China Devaluation of the Yuan

On August 11, 2015,  the People’s Bank of China devalued the yuan 2% against the US dollar.  Over the next two days China again weakened the yuan, bringing the total devaluation to about 3.5%.    It was the largest depreciation in the last 20 years.  It came as a shock to many, as the China yuan has appreciated nearly 33% in the past 10 years.  The devaluation caused the US stock market, and many European and Latin American markets to also decrease in value.  Many wonder if the Chinese market has been performing worse than the government has been projecting, and the devaluation is an attempt to make Chinese exports look more attractive.

Many US politicians have claimed that China has been artificially keeping its currency low over the past few years at the expense of US exporters.  The recent devaluation of the yuan has exasperated that belief, and many believe that China has begun a currency war against the United States by their recent move.  A few days prior, China had experienced a fall in exports, and a common belief is that China wanted to boost their exports, so they devalued their currency.  However, China claims that the competitive advantage the lower value of the yuan gives exporters was not the reason for their devaluation.  Also, experts argue that a 3% devaluation does not give China much of a competitive advantage for exports, it would have to devalue 20-40% to do that.

At a closer examination, the devaluation of the yuan actually did what critics have been calling for in the past few years: allowing the markets to play a bigger role in the currency’s value.  The currency is now set based on the US dollar’s closing price the day before.  Previous to the change, the bank set the value of the yuan regardless of the closing price the day before, sometimes setting it higher than it should have been.  Setting the yuan to reflect the market value helps it establish a stronger currency.

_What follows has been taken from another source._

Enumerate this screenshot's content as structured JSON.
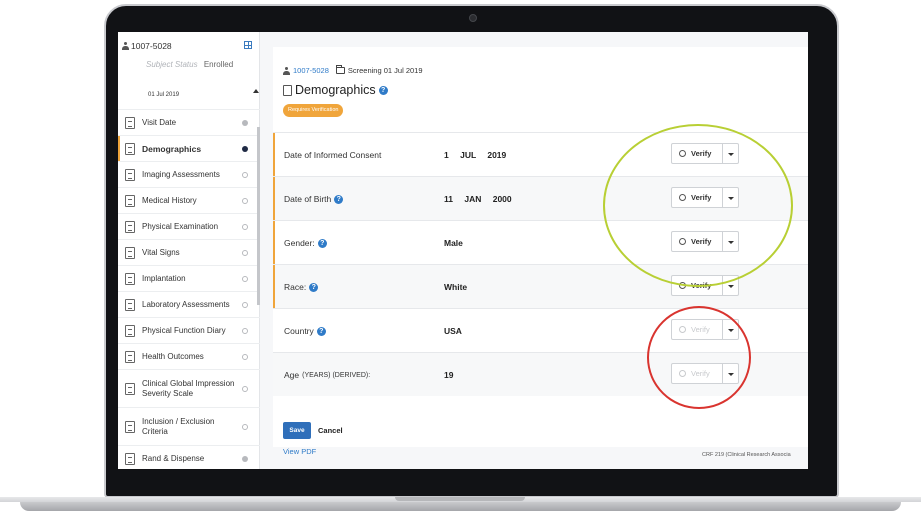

The Chinese yuan is also called the kuai, redback, renminbi or People’s Currency.The all time high for the Chinese Yuan against the US dollar was 8.73 to 1 in 1994, and the low was 1.51 to 1 in 1981. Before the devaluation, it was valued at 6.209 per USD, the fall took it to 6.43, a 4 year low.  Currently, the Chinese yuan trades at about 6.37 to 1 USD.